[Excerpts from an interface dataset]
******************************

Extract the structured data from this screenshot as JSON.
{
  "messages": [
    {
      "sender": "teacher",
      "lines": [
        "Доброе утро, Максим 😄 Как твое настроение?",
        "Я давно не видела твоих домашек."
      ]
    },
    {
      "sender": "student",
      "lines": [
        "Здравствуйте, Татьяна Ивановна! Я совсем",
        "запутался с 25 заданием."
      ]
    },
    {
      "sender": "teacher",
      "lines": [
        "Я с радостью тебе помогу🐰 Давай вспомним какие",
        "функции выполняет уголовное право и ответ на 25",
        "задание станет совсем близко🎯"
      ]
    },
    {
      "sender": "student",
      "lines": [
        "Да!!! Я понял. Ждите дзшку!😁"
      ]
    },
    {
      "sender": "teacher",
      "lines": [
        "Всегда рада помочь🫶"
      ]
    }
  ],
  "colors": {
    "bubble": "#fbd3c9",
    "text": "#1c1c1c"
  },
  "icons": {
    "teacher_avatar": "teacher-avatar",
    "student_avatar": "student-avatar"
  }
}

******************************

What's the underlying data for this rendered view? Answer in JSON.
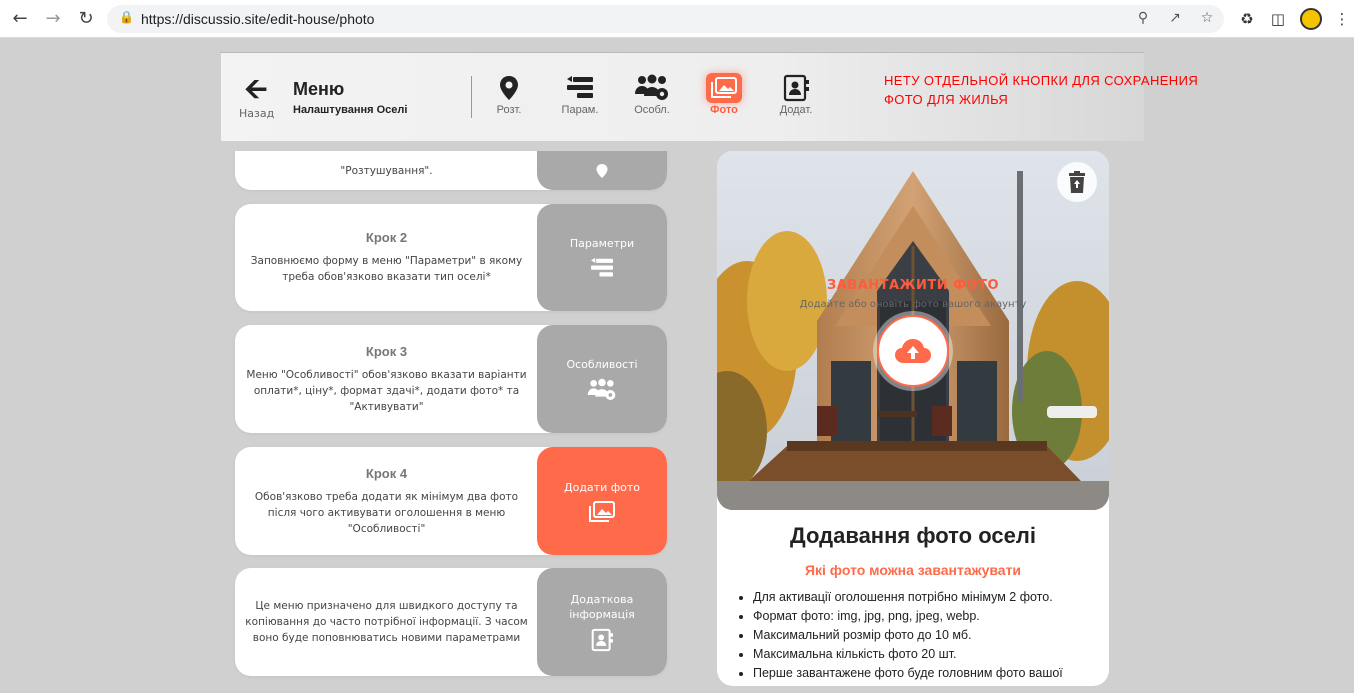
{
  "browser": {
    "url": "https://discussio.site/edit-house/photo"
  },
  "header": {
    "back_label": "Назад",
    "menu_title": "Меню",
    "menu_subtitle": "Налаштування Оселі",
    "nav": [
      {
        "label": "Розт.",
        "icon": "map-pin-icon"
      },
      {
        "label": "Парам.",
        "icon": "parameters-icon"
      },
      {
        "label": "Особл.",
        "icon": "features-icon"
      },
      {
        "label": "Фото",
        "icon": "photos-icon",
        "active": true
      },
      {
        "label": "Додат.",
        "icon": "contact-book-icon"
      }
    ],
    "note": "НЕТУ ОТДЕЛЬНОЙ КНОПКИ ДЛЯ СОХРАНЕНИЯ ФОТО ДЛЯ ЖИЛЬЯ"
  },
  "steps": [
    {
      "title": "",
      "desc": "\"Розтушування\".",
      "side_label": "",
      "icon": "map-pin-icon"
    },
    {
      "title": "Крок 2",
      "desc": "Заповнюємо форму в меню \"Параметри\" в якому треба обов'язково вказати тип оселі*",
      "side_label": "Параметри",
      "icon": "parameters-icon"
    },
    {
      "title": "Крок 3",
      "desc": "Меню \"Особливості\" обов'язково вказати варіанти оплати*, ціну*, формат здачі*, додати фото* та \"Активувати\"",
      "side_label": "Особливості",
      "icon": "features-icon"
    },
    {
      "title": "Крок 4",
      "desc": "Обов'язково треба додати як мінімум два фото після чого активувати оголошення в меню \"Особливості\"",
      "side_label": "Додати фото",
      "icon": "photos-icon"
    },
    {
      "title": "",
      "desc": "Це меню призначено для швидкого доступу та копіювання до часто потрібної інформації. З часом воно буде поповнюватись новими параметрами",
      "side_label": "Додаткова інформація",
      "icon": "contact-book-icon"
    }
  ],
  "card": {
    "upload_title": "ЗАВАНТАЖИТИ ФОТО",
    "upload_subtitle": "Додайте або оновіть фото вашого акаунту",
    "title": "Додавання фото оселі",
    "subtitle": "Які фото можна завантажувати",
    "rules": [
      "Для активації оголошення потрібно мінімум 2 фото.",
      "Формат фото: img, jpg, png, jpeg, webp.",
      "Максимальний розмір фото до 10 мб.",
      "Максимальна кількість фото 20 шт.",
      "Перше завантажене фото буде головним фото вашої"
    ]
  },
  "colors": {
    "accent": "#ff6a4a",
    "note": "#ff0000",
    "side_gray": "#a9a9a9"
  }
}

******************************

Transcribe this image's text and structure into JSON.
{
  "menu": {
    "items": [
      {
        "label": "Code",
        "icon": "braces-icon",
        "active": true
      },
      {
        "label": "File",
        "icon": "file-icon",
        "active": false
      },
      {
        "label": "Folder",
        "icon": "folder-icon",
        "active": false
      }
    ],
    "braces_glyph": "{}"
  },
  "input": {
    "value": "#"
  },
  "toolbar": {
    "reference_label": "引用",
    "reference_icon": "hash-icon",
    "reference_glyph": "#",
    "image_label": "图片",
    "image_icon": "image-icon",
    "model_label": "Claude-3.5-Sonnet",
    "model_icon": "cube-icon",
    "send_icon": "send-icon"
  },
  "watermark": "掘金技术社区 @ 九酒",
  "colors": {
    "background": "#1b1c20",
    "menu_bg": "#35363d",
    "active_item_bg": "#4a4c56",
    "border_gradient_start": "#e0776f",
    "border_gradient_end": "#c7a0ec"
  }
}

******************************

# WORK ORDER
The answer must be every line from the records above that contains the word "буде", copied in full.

# SOLUTION TO THIS PROBLEM
      "desc": "Це меню призначено для швидкого доступу та копіювання до часто потрібної інформації. З часом воно буде поповнюватись новими параметрами",
      "Перше завантажене фото буде головним фото вашої"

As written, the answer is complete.